In Defense of Others: A Reflection About the Ways Illness Can Divide and Conquer Concern by Liz Fyne. MS

 

   Liz Fyne has an M.S. in neuroscience and she spent over fourteen years doing biomedical research, including six years working in a translational HIV cure lab. Her story  “Bones in the Sand”  appears in the Spring 2017 issue of The Intima.

Liz Fyne has an M.S. in neuroscience and she spent over fourteen years doing biomedical research, including six years working in a translational HIV cure lab. Her story “Bones in the Sand” appears in the Spring 2017 issue of The Intima.

In the short story “Your Father’s Heart” (Malgorzata Nowaczyk, Intima, Spring 2016), a fourth-year medical student grapples with the challenges of her clinical responsibilities. Her first night on call she is assigned the care of a man with AIDS. He is rail thin, on the slow train to death.

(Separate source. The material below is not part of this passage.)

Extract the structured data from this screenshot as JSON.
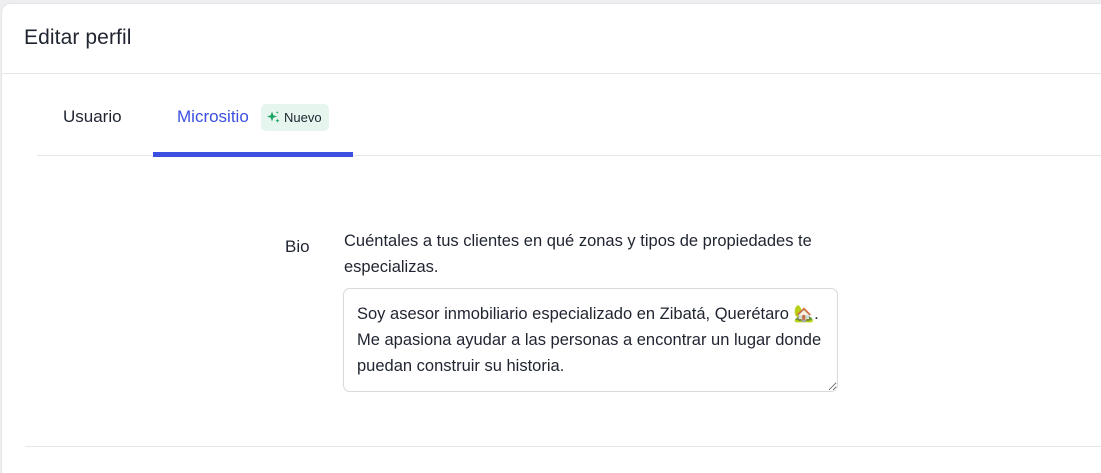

He was once a person just like her, but now he seems frightening, repulsive, and dangerous, although endlessly pitiful.

At the time, there was a great amount of fear and stereotyping: Prick yourself with his blood and like him you will be the contemporary equivalent of a leper.

These are the days before treatment and the afflicted are terrifying.

To the world a person infected with a lethal, infectious, and untreatable illness becomes something other, and once otherness occurs, and once that person is no longer eligible for actual personhood, then they can be discarded without concern.

In times of fear, the great diversity of mankind merges to a single entity and flees from others, then toward the combined goal of human survival. It is at times like this when great change can occur, but whether the change that follows constitutes an improvement is open for debate.

It is precisely this issue that I address in my own story “Bones in the Sand” (Spring 2017). In this case, a new and untreatable pandemic resurfaces from the past. A general public previously averse to all forms of genetic manipulation grows obsessed with the only available prophylactic: vaccination with a component of the HIV virus. In a remarkable turn of events, that which was previously anathema is now required to prevent the new anathema. The definition of other is overthrown. Evil becomes good. Life becomes death becomes life once more.

 Otherness is rebranded and perpetuated.

Which is important because the definition of otherness is fluid. "Otherness" can be a dangerous commodity.


 

Liz Fyne has an M.S. in neuroscience and she spent over fourteen years doing biomedical research, including six years working in a translational HIV cure lab. She has two short stories published in anthologies (2015, 2017). A third story was published in 34th Parallel Magazine (2016). She is also author on multiple scientific publications and a peer-reviewed book chapter.

 © 2017 Intima: A Journal of Narrative Medicine